AI is pretty complex, so we’ve been experimenting with ways to visualize what is actually happening.
There’s a core concept in AI called high-dimensional space. Here’s one way to wrap your head around this concept: think about people as being high-dimensional. For example, take famous entrepreneurs. You can think about when they were born, where they were born, what companies have they founded, etc. Each of these attributes is like a dimension of that person. These dimensions become difficult to untangle when you think about different people because someone might be similar in some ways but very different in others – and this is the kind of thing you can use AI for.
With AI, the computer isn’t told the meaning of these dimensions. It just sees them as numbers, and it sees each set of numbers as a data point; by looking across all of these dimensions at once, it is able to place related points closer together in high-dimensional space.
To provide a more intuitive way to explore this process, we’ve built a simple web application for interactive visualization and analysis of image and text datasets.
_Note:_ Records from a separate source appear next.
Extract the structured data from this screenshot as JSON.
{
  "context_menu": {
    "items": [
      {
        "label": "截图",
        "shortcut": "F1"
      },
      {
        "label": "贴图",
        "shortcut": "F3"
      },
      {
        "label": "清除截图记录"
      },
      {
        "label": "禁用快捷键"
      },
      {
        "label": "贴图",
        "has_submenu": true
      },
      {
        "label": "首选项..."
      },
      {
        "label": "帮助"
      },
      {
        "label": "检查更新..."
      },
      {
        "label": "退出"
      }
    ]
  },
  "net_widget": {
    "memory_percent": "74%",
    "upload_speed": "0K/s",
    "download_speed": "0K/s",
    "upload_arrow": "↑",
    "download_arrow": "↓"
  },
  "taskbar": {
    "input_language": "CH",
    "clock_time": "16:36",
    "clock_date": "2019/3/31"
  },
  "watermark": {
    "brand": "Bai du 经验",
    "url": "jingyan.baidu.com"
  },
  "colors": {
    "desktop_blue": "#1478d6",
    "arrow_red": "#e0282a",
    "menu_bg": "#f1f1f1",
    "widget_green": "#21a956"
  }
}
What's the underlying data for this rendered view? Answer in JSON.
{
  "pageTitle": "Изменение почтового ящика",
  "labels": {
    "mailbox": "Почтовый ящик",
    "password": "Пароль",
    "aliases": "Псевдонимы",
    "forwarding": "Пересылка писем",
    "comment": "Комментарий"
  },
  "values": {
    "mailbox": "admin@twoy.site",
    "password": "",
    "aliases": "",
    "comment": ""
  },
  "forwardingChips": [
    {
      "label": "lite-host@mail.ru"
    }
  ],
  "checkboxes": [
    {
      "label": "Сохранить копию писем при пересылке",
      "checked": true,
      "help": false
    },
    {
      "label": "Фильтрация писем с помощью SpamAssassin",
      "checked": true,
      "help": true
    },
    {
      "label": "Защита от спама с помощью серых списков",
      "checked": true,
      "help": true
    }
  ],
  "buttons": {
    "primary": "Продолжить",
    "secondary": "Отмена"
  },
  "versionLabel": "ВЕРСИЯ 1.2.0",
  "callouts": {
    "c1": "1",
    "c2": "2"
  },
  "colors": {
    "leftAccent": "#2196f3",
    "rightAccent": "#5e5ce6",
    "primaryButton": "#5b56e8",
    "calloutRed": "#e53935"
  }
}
This visualization tool may be referred to as an Embedding Explorer.
Let’s consider the following concrete example: a data set in which words are treated as high-dimensional data points. The important thing to remember is that we haven’t told the computer the meaning of words. Instead, we’ve shown it millions of sentences as examples of how words get used. In the Embedding Explorer, each dot represents one word. Each word is a data point with high dimensions (depends on the configurations established when training the AI models).
Using a technique called t-SNE (short for T-distributed Stochastic Neighbor Embedding), the computer clusters words together that it considers related; clusters are formed based on the meaning, even though we’ve never taught it the meaning of words.
This approach works for more than just words. For example, you can also treat an image as a high-dimensional data point.
MNIST is a dataset in which lots of people hand-wrote digits between 0 and 9. People write in all kinds of different ways, so the question is, instead of us needing to manually code rules to anticipate all the ways that people could write, could a computer figure it out itself using AI?
Each image in the MNIST dataset is 784 pixels (28 by 28); the computer treats each pixel as a dimension. Again, using t-SNE, the AI clusters theses images in a high-dimensional space. We’ve colour-coded each cluster so that it’s easier for us to see what’s going on, and you can see groups of digits clustering together. It’s learned something about the meaning of these digits.
Our Embedding Explorer demo comes with five different datasets for you to play with, including two image-based datasets and two text-based datasets. For demonstration purposes, all data was pre-generated using a limited number of input parameters – a subset of 3000 samples – and thus displayed instantly.
If our demo gets you to come up with some good ideas for your business, don’t hesitate to contact us to discuss how our team of experienced professionals may help bring your idea to life.
Yinghua is a Machine Learning (AI) engineer with a special interest in Computer Vision and Natural Language Processing (NLP). He holds an M.Sc. in Data Science and a B.Sc. in Applied Mathematics.